This definitely makes the Red 8Pre one of the friendliest interfaces to get to know, and as its excellent low-latency performance is identical to that of the Red 4Pre and Clarett range, running everything in your DAW is very feasible. I think most people will be up and running within half an hour or so of plugging in their Thunderbolt cable, which you certainly can’t say for some rival products; and if you prefer not to do cue mixing in your DAW, Focusrite Control lets you have a separate mix for each output pair, which is more than enough for most contexts. However, its simplicity does mean you can’t use effects and signal processing within a cue mix.
And, as on the Red 4Pre, it means the built-in monitor control is too basic for many studio needs. The large volume control on the front can be configured to act on just the monitor outputs, or on various numbers of line outs too, and it carries out its volume adjustment in the analogue domain, which is as it should be for preserving sound quality. There are also Mute and Dim controls and, er, that’s it. If you require speaker switching, talkback or mono fold-down you’ll need a separate monitor controller.
When the Red 4Pre first appeared, some buyers also found its routing options too restrictive when used with Pro Tools, which can only address a limited number of inputs and outputs.
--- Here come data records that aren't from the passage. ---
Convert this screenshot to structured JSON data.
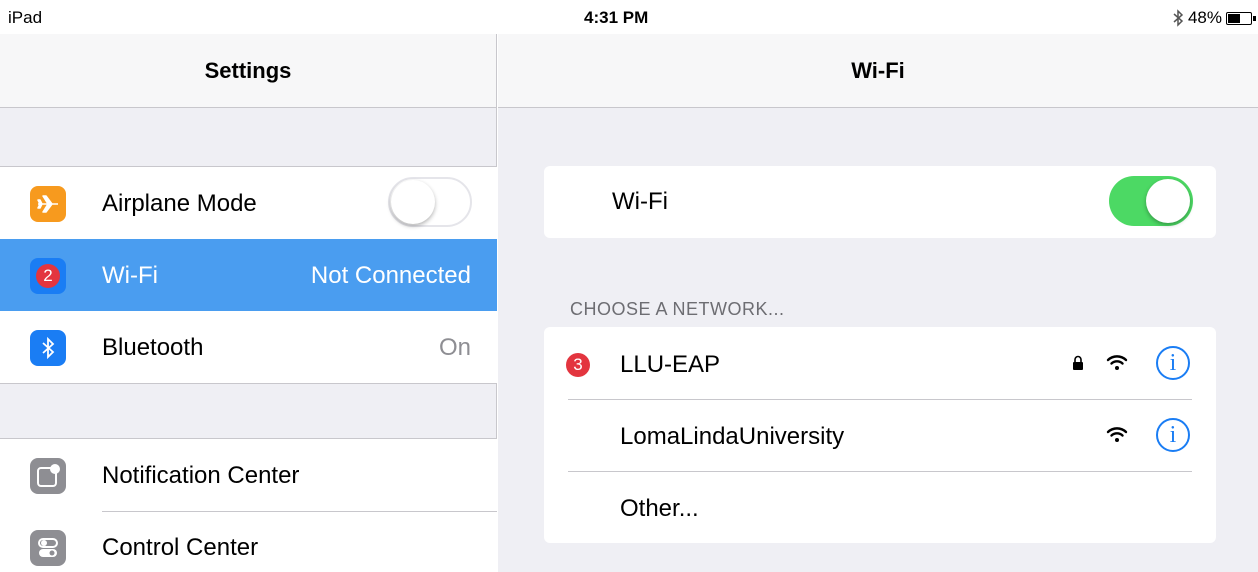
{
  "status_bar": {
    "device": "iPad",
    "time": "4:31 PM",
    "battery_percent": "48%",
    "battery_level": 0.48
  },
  "left": {
    "nav_title": "Settings",
    "group1": [
      {
        "label": "Airplane Mode",
        "icon": "airplane-icon",
        "toggle": "off"
      },
      {
        "label": "Wi-Fi",
        "value": "Not Connected",
        "icon": "wifi-icon",
        "badge": "2",
        "selected": true
      },
      {
        "label": "Bluetooth",
        "value": "On",
        "icon": "bluetooth-icon"
      }
    ],
    "group2": [
      {
        "label": "Notification Center",
        "icon": "notification-center-icon"
      },
      {
        "label": "Control Center",
        "icon": "control-center-icon"
      }
    ]
  },
  "right": {
    "nav_title": "Wi-Fi",
    "wifi_toggle_label": "Wi-Fi",
    "wifi_toggle": "on",
    "section_header": "CHOOSE A NETWORK...",
    "networks": [
      {
        "name": "LLU-EAP",
        "badge": "3",
        "locked": true
      },
      {
        "name": "LomaLindaUniversity",
        "locked": false
      },
      {
        "name": "Other..."
      }
    ]
  },
  "colors": {
    "selected_row": "#4a9df0",
    "toggle_on": "#4cd964",
    "badge_red": "#e3353f",
    "ios_blue": "#1a7df4",
    "airplane_orange": "#f79a1e"
  }
}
That has now been addressed, and in the latest version of Focusrite Control, you’ll see a new page labelled Input Routing. This lets you reassign the order in which the 8Pre’s physical inputs are presented as inputs to your DAW; so if, for example, you want its ADAT inputs to show up as inputs 1-16 rather than 21-26, this is easily accomplished.
Whichever inputs you use, the Red 8Pre provides the same excellent audio specifications and pristine subjective sound quality as the 4Pre. The Red Evolution preamp design used in the 4Pre and 8Pre is rather different from Focusrite’s classic Red and ISA circuits; it’s not transformer-balanced and doesn’t offer the same massive gain range, but on the plus side, everything is fully digitally controlled, and you get a useful alternative tonality courtesy of the Air option. Focusrite themselves say that they use the Red term not to distinguish particular circuit topologies but to signify that this is their premium design. Either way, I can’t imagine anyone complaining about having eight of them, and alternatives are readily added if needs be.
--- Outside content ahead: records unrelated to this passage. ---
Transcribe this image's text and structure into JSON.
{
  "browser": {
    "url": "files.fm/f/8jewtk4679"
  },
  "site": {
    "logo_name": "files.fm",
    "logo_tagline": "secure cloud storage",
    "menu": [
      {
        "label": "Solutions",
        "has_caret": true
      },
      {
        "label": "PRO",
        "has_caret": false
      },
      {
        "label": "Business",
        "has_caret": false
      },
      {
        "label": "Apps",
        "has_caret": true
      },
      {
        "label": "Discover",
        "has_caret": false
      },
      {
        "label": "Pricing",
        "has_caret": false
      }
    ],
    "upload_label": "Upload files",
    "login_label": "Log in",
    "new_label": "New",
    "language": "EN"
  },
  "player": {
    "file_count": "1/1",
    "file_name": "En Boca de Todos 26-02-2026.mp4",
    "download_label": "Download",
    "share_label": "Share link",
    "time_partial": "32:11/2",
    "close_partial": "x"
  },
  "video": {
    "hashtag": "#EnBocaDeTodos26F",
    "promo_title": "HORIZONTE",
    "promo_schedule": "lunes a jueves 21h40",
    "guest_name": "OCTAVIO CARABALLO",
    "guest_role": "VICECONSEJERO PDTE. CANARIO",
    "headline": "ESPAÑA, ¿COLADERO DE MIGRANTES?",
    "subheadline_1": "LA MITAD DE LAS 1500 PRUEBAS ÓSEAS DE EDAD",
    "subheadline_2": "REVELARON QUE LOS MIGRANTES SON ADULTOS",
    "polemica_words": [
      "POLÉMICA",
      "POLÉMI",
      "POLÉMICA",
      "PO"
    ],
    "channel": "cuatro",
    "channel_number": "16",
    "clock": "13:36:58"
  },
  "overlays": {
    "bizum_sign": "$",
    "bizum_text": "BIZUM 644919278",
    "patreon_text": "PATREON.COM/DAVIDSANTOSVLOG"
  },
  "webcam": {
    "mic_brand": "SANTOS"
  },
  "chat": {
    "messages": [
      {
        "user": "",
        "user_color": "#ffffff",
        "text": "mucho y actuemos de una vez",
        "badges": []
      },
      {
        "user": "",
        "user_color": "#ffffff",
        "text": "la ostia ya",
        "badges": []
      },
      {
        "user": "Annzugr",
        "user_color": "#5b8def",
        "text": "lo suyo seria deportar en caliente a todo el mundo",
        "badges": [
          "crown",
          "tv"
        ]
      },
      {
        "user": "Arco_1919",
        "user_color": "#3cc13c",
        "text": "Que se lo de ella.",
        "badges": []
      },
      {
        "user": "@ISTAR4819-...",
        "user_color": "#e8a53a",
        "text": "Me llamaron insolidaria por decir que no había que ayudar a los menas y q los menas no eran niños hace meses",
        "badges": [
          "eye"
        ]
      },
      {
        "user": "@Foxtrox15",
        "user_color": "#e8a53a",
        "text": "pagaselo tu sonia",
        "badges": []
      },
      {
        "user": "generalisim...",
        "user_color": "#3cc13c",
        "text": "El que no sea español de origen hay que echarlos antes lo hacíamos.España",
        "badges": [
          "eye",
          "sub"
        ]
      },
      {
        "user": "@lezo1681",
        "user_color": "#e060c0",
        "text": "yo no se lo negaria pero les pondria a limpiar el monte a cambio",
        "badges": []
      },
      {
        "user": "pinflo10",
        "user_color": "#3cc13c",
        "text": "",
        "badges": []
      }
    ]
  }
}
Having only four mic preamps and eight analogue inputs in total, Focusrite’s 4Pre is arguably as much a hub for adding ADAT and Dante converters as a complete interface in its own right. The Red 8Pre has the same open-ended expansion options, but with eight mic preamps and 16 channels of very high-quality A-D and D-A conversion (not counting the headphone and monitor outputs), it is a much more self-contained product, capable of tackling many recording projects without the need for expansion. And although it’s clearly aimed at the upper end of the project-studio market, it’s nevertheless competitively priced in comparison with rival Thunderbolt/HDX-compatible interfaces such as Lynx’s Aurora 16 or the Apogee Symphony MkII. In the Red 8Pre, Focusrite have created a product that has a role to play in many possible studio setups, and which is unlikely to prove the weak link in any of them.